    • C. 

      Nominal group technique

    • D. 

      Constructive conflict

    • E. 

      Team cohesion

  • 39. 
    The tendency of highly cohesive groups to value the consensus at the price of decision quality.
    • A. 

      Constructive conflict

    • B. 

      Brainstorming

    • C. 

      Nominal group technique

    • D. 

      Groupthink

    • E. 

      Production blocking

  • 40. 
    Occurs when people focus their discussion on the issue while maintaining respectfulness for people having other points of view. Can sometimes slide into personal attacks.
    • A. 

      Brainstorming

    • B. 

      Production blocking

    • C. 

      Groupthink

    • D. 

      Nominal group technique

    • E. 

      Constructive conflict

  • 41. 
    A freewheeling, face-to-face meeting where team members aren't allowed to criticize, but are encourage to speak freely, generate as many ideas as possible, and build on the ideas of others.
    • A. 

      Brainstorming

    • B. 

      Nominal group technique

    • C. 

      Constructive conflict

    • D. 

      Groupthink

    • E. 

      Production blocking

  • 42. 
    A variation of traditional brainstorming that tries to combine the benefits of team decision making without potential problems.
    • A. 

      Team building

    • B. 

      Nominal group technique

    • C. 

      Production blocking

    • D. 

      Team cohesion

    • E. 

      Groupthink

  • 43. 
    Produces minimal interdependence, such as when team members share machinery, administrative support, budget, or some other resource from a common source.
    • A. 

      Reciprocal independence

    • B. 

      Task interdependence

    • C. 

      Sequential interdependence

    • D. 

      Pooled interdependence

    • E. 

      Social loafing

  • 44. 
    Independence is higher, and the output of one person is the direct input for another person or unit.
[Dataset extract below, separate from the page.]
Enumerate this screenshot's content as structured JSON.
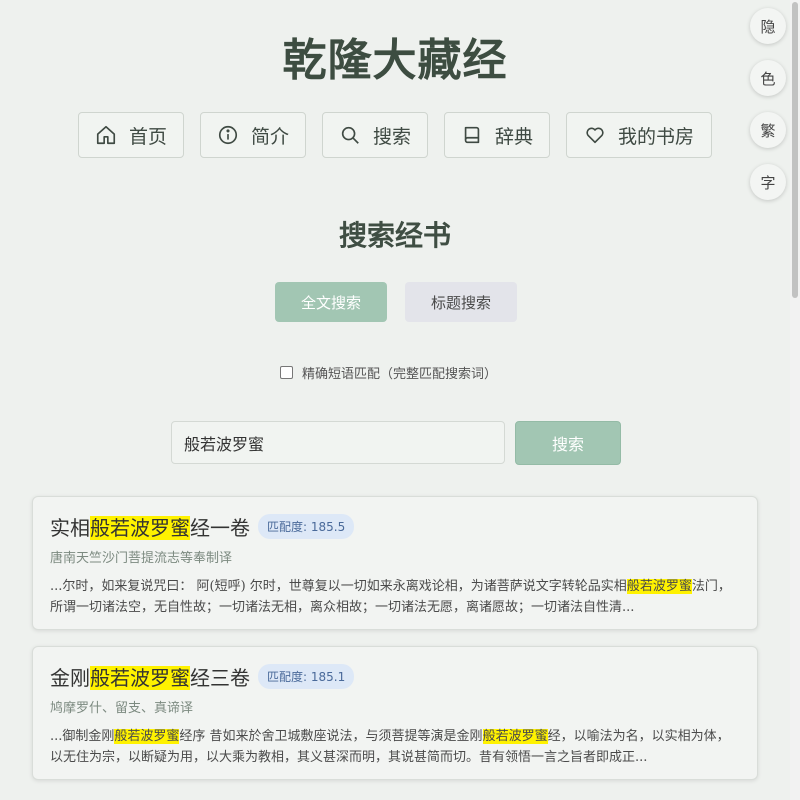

The relationship among employees on an assembly line is an example.
    • A. 

      Sequential interdependence

    • B. 

      Pooled interdependence

    • C. 

      Task interdependence

    • D. 

      Team size

    • E. 

      Reciprocal interdependence

  • 45. 
    When work is exhanged back and forth among individuals. Produces the highest degree of interdependence. Employees should almost always be organized into teams to facilitate coordinator in their interwoven relationship.
    • A. 

      Pooled interdependence

    • B. 

      Reciprocal interdependence

    • C. 

      Process losses

    • D. 

      Sequential interdependence

    • E. 

      Task interdependence

  • 46. 
    Occurs when the team is about to disband. Team members shift their attention away from task orientation to a relationship focus.
    • A. 

      Forming

    • B. 

      Norming

    • C. 

      Performing

    • D. 

      Storming

    • E. 

      Adjourning